##### Recorded data #####

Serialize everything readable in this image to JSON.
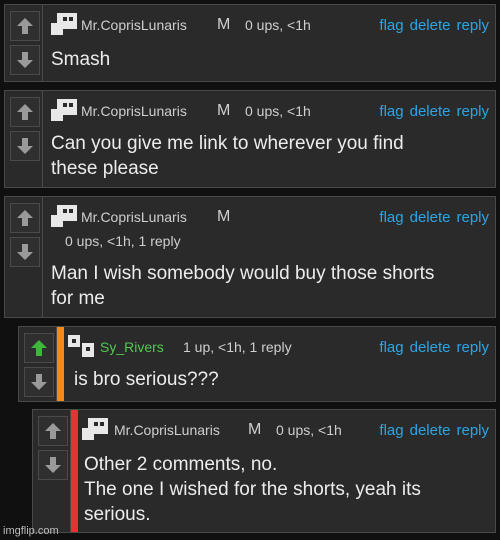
{
  "comments": [
    {
      "user": "Mr.CoprisLunaris",
      "mod": "M",
      "meta": "0 ups, <1h",
      "text": [
        "Smash"
      ]
    },
    {
      "user": "Mr.CoprisLunaris",
      "mod": "M",
      "meta": "0 ups, <1h",
      "text": [
        "Can you give me link to wherever you find",
        "these please"
      ]
    },
    {
      "user": "Mr.CoprisLunaris",
      "mod": "M",
      "meta": "0 ups, <1h, 1 reply",
      "text": [
        "Man I wish somebody would buy those shorts",
        "for me"
      ]
    },
    {
      "user": "Sy_Rivers",
      "mod": "",
      "meta": "1 up, <1h, 1 reply",
      "text": [
        "is bro serious???"
      ]
    },
    {
      "user": "Mr.CoprisLunaris",
      "mod": "M",
      "meta": "0 ups, <1h",
      "text": [
        "Other 2 comments, no.",
        "The one I wished for the shorts, yeah its",
        "serious."
      ]
    }
  ],
  "actions": {
    "flag": "flag",
    "delete": "delete",
    "reply": "reply"
  },
  "watermark": "imgflip.com",
  "colors": {
    "accent_link": "#2aa6e8",
    "upvoted": "#3db83a",
    "reply_stripe_1": "#f08a1c",
    "reply_stripe_2": "#e53333"
  },
  "icons": {
    "upvote": "arrow-up-icon",
    "downvote": "arrow-down-icon",
    "avatar": "pixel-avatar-icon"
  }
}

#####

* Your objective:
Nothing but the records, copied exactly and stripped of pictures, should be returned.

* Exercise output:
Serialize everything readable in this image to JSON.
{
  "comments": [
    {
      "user": "Mr.CoprisLunaris",
      "mod": "M",
      "meta": "0 ups, <1h",
      "text": [
        "Smash"
      ]
    },
    {
      "user": "Mr.CoprisLunaris",
      "mod": "M",
      "meta": "0 ups, <1h",
      "text": [
        "Can you give me link to wherever you find",
        "these please"
      ]
    },
    {
      "user": "Mr.CoprisLunaris",
      "mod": "M",
      "meta": "0 ups, <1h, 1 reply",
      "text": [
        "Man I wish somebody would buy those shorts",
        "for me"
      ]
    },
    {
      "user": "Sy_Rivers",
      "mod": "",
      "meta": "1 up, <1h, 1 reply",
      "text": [
        "is bro serious???"
      ]
    },
    {
      "user": "Mr.CoprisLunaris",
      "mod": "M",
      "meta": "0 ups, <1h",
      "text": [
        "Other 2 comments, no.",
        "The one I wished for the shorts, yeah its",
        "serious."
      ]
    }
  ],
  "actions": {
    "flag": "flag",
    "delete": "delete",
    "reply": "reply"
  },
  "watermark": "imgflip.com",
  "colors": {
    "accent_link": "#2aa6e8",
    "upvoted": "#3db83a",
    "reply_stripe_1": "#f08a1c",
    "reply_stripe_2": "#e53333"
  },
  "icons": {
    "upvote": "arrow-up-icon",
    "downvote": "arrow-down-icon",
    "avatar": "pixel-avatar-icon"
  }
}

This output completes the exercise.